  7. 7. The SEAP template ‹#›The SEAP template is an on-line document which summarises keyinformation from SEAP: Qualitative information on overall strategy and other key issues (stakeholders involvement, adaptation of city sructures …) Overall % of CO2 reduction objective by 2020 Energy and CO2 data for the baseline year (and any subsequent year) per sector and energy vector Description of key actions with responsible/department, timeframe, budget, expected energy/CO2 reduction, etc Each SEAP template will be analysed by the JRC and feedback sent to the signatories
  8. 8. The SEAP template ‹#›
  9. 9. Data Highlights ‹#›Highlights of the information collected via the SEAP template will be shown under the on-line profile of each signatory: Key energy / CO2 data of your BEI

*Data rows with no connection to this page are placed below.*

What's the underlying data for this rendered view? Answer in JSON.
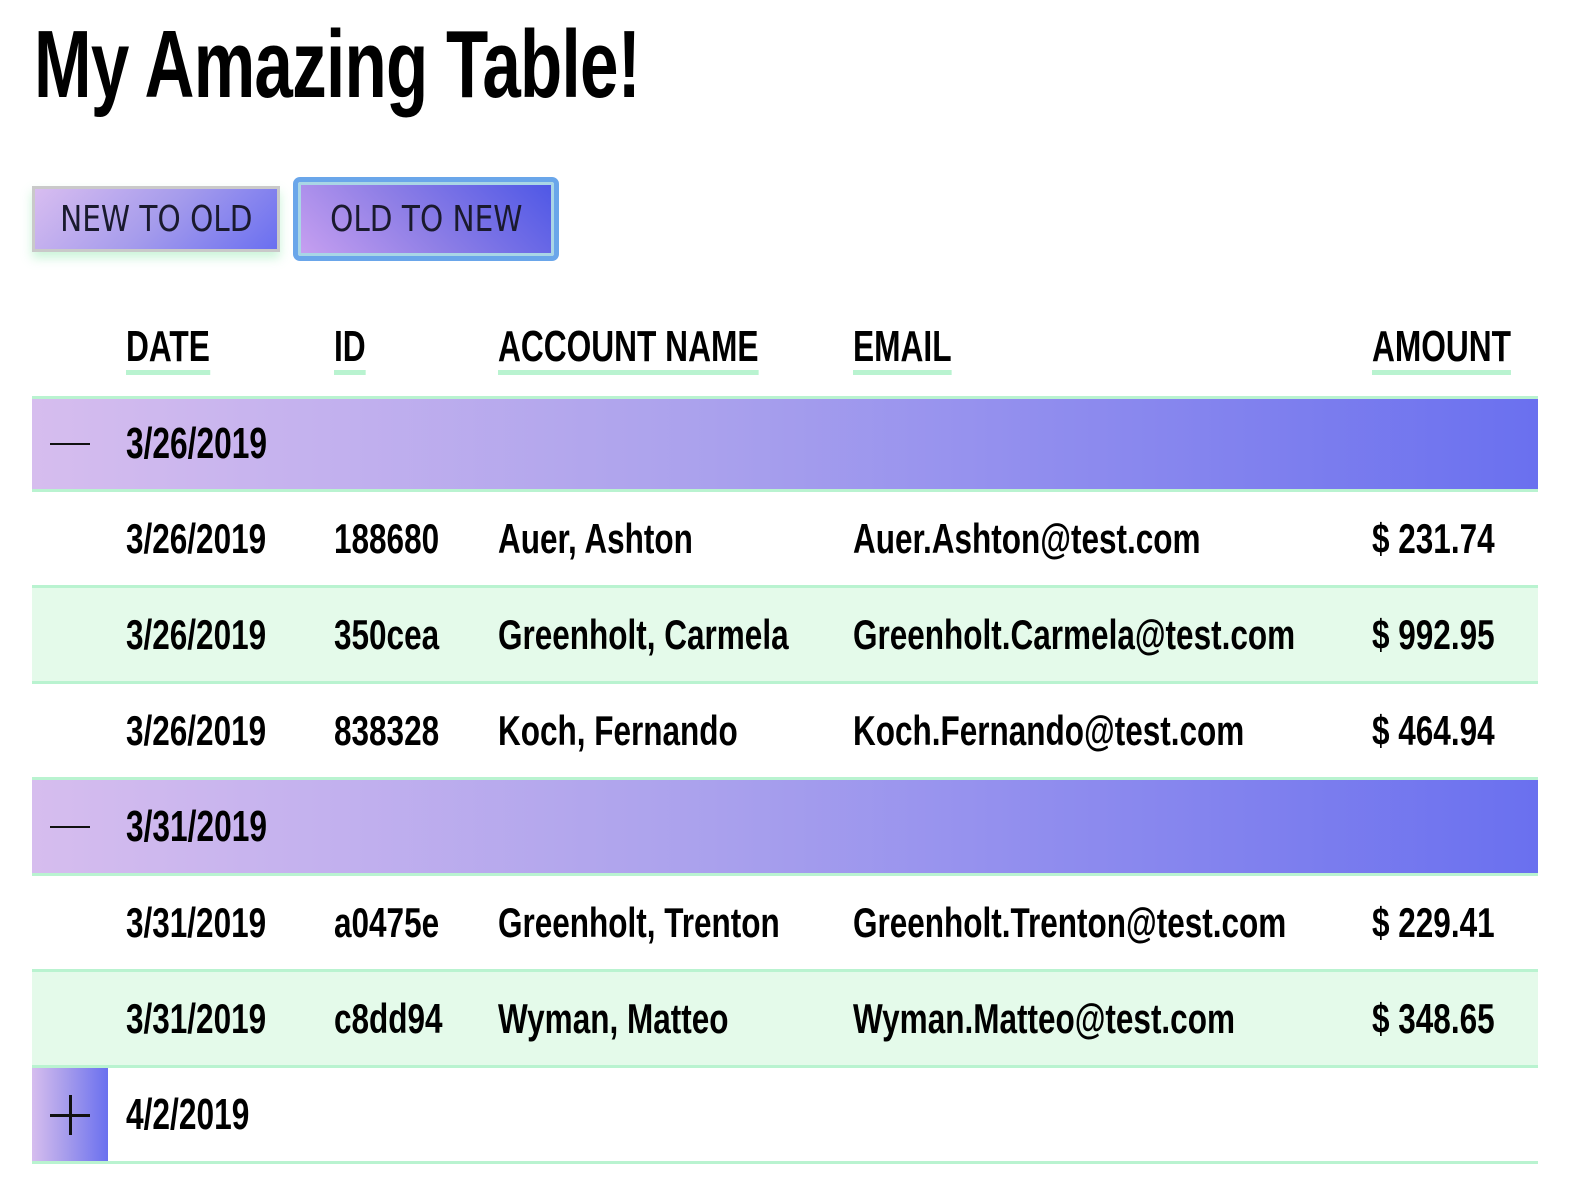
{
  "title": "My Amazing Table!",
  "sort_buttons": {
    "new_to_old": "NEW TO OLD",
    "old_to_new": "OLD TO NEW",
    "active": "old_to_new"
  },
  "columns": [
    "DATE",
    "ID",
    "ACCOUNT NAME",
    "EMAIL",
    "AMOUNT"
  ],
  "colors": {
    "accent_green": "#b9f3d0",
    "alt_row": "#e4faea",
    "gradient_start": "#d6bdee",
    "gradient_end": "#6a70ef"
  },
  "groups": [
    {
      "date": "3/26/2019",
      "expanded": true,
      "toggle_icon": "minus-icon",
      "rows": [
        {
          "date": "3/26/2019",
          "id": "188680",
          "name": "Auer, Ashton",
          "email": "Auer.Ashton@test.com",
          "amount": "$ 231.74"
        },
        {
          "date": "3/26/2019",
          "id": "350cea",
          "name": "Greenholt, Carmela",
          "email": "Greenholt.Carmela@test.com",
          "amount": "$ 992.95"
        },
        {
          "date": "3/26/2019",
          "id": "838328",
          "name": "Koch, Fernando",
          "email": "Koch.Fernando@test.com",
          "amount": "$ 464.94"
        }
      ]
    },
    {
      "date": "3/31/2019",
      "expanded": true,
      "toggle_icon": "minus-icon",
      "rows": [
        {
          "date": "3/31/2019",
          "id": "a0475e",
          "name": "Greenholt, Trenton",
          "email": "Greenholt.Trenton@test.com",
          "amount": "$ 229.41"
        },
        {
          "date": "3/31/2019",
          "id": "c8dd94",
          "name": "Wyman, Matteo",
          "email": "Wyman.Matteo@test.com",
          "amount": "$ 348.65"
        }
      ]
    },
    {
      "date": "4/2/2019",
      "expanded": false,
      "toggle_icon": "plus-icon",
      "rows": []
    }
  ]
}
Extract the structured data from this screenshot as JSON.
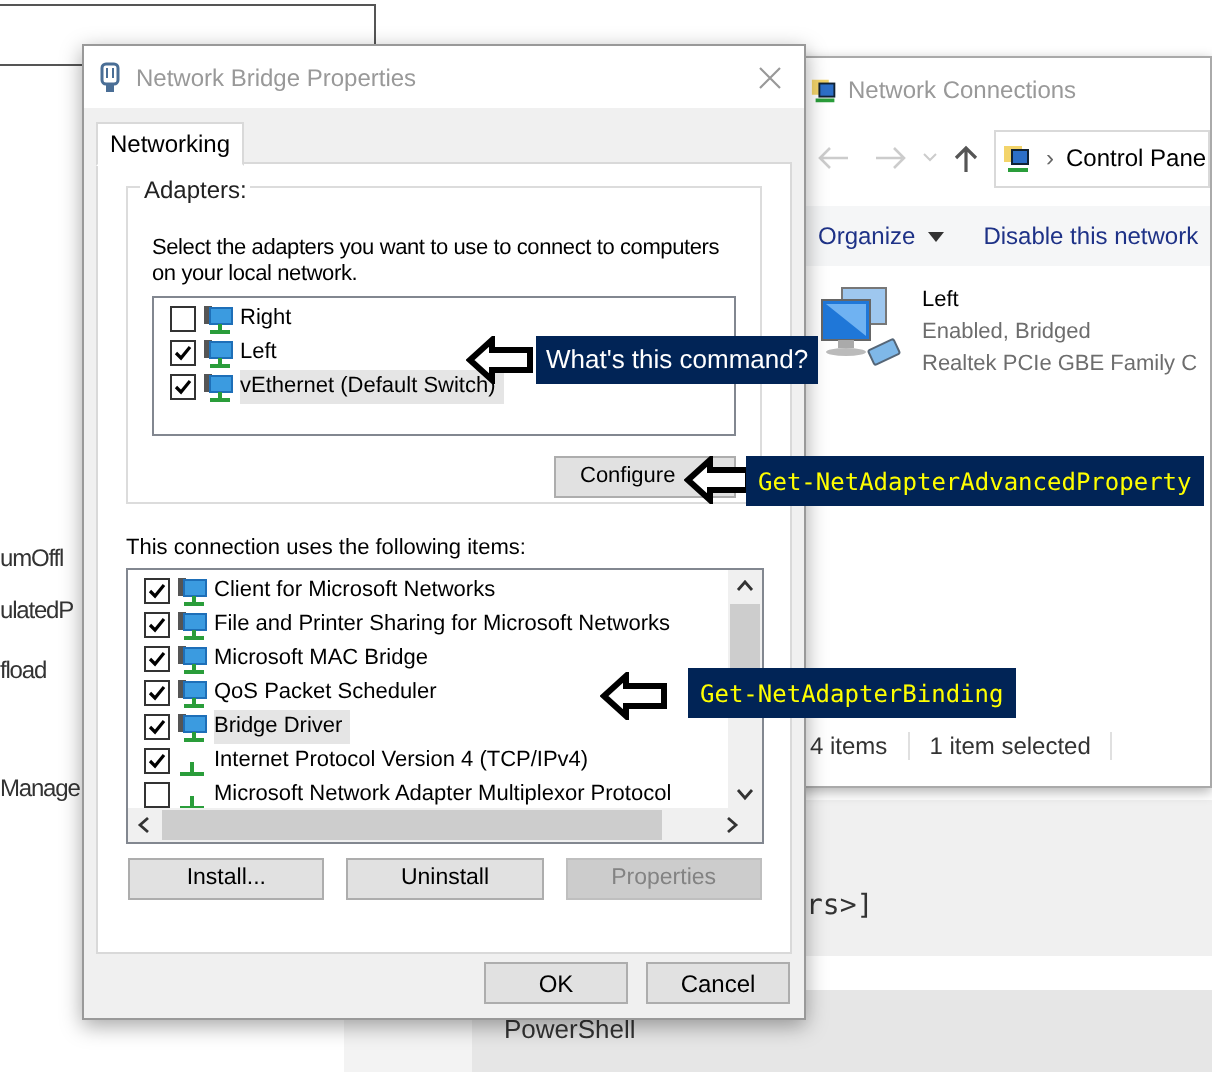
{
  "background": {
    "fragments": [
      "umOffl",
      "ulatedP",
      "fload",
      "Manage"
    ],
    "console_text": "rs>]",
    "tab_label": "PowerShell"
  },
  "explorer": {
    "title": "Network Connections",
    "address": "Control Pane",
    "breadcrumb_separator": "›",
    "toolbar": [
      {
        "label": "Organize",
        "dropdown": true
      },
      {
        "label": "Disable this network",
        "dropdown": false
      }
    ],
    "item": {
      "name": "Left",
      "status": "Enabled, Bridged",
      "device": "Realtek PCIe GBE Family C"
    },
    "status_bar": [
      "4 items",
      "1 item selected"
    ]
  },
  "dialog": {
    "title": "Network Bridge Properties",
    "tabs": [
      {
        "label": "Networking",
        "selected": true
      }
    ],
    "adapters_group": "Adapters:",
    "adapters_hint": "Select the adapters you want to use to connect to computers on your local network.",
    "adapters": [
      {
        "name": "Right",
        "checked": false,
        "selected": false
      },
      {
        "name": "Left",
        "checked": true,
        "selected": false
      },
      {
        "name": "vEthernet (Default Switch)",
        "checked": true,
        "selected": true
      }
    ],
    "configure": {
      "label": "Configure",
      "disabled": false
    },
    "items_label": "This connection uses the following items:",
    "items": [
      {
        "name": "Client for Microsoft Networks",
        "kind": "adapter",
        "checked": true,
        "selected": false
      },
      {
        "name": "File and Printer Sharing for Microsoft Networks",
        "kind": "adapter",
        "checked": true,
        "selected": false
      },
      {
        "name": "Microsoft MAC Bridge",
        "kind": "adapter",
        "checked": true,
        "selected": false
      },
      {
        "name": "QoS Packet Scheduler",
        "kind": "adapter",
        "checked": true,
        "selected": false
      },
      {
        "name": "Bridge Driver",
        "kind": "adapter",
        "checked": true,
        "selected": true
      },
      {
        "name": "Internet Protocol Version 4 (TCP/IPv4)",
        "kind": "protocol",
        "checked": true,
        "selected": false
      },
      {
        "name": "Microsoft Network Adapter Multiplexor Protocol",
        "kind": "protocol",
        "checked": false,
        "selected": false
      }
    ],
    "item_buttons": [
      {
        "label": "Install...",
        "disabled": false
      },
      {
        "label": "Uninstall",
        "disabled": false
      },
      {
        "label": "Properties",
        "disabled": true
      }
    ],
    "footer_buttons": [
      {
        "label": "OK"
      },
      {
        "label": "Cancel"
      }
    ]
  },
  "annotations": [
    {
      "text": "What's this command?",
      "kind": "prose"
    },
    {
      "text": "Get-NetAdapterAdvancedProperty",
      "kind": "code"
    },
    {
      "text": "Get-NetAdapterBinding",
      "kind": "code"
    }
  ]
}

  10. 10. Analysis of a first sample of 425 SEAPs ‹#›425 SEAPs representing 14,9 % of the signatoriescovering 33 million inhabitants (25 % of the CoMpopulation) and on average 78 000 inhabitants per signatory.Together they emit 185 million tons (5,5 ton per capita1)They commit to reduce by 52 million tons (1,6 ton per capita),which represents an overall reduction goal of 28%.Those SEAPs contain 10 586 measures (about 25 measures perSEAP)1Lower than the EU average (8 tons/capita) due to the fact that some sectors areexplicitly excluded from the SEAPs (industrial ETS …)
  11. 11. ‹#›Anticipated share of the total CO2 reduction by 2020 per type of measure / sector Expected contribution per sector / field of action Energy efficiency (buildings, industry etc) 10% 1% Transport and mobility 9% Local heat generation 40% (district heating, CHP etc) 12% Local electricity generation (renewables, CHP etc) Land use planning 10% Behavioural changes 18% (working with the citizens) Public procurementBased on a sample of 425 SEAPs containing 10586 measures
  12. 12. The monitoring strategy ‹#›- Monitoring reports to be sent by signatories every 2nd year- A dedicated monitoring template is being finalised- The key progress indicators will be derived from: - Actual implementation of the planned actions and their estimated impact - Successive monitoring emission inventories (recommended frequency : every year; mandatory frequency : every 4 years)- Other elements: financial investments, jobs creation, governance issues (citizens involvement etc) etc- Detailed information on 1-3 key actions per SEAP- First monitoring reports to be received this year
  13. 13. Essential information provided by the monitoring ‹#›- Evolution of the energy and CO2 data with time- Energy / CO2 Reductions per sector and per energy vector- Progress so far with implementation of the actions- Potential impact in 2020- Contribution by type of measure- Catalogue of most efficient measures (difficulty to get reliable data about cost and impact per measure)- Data per country, per type of signatory (size)- Etc
  14. 14. ‹#› Thank you for your attentionRonald Piers+39 0332 78 9703Ronald.PIERS-DE-RAVESCHOOT@ec.europa.euIET - Institute for Energy and TransportPetten - The Netherlands & Ispra - Italy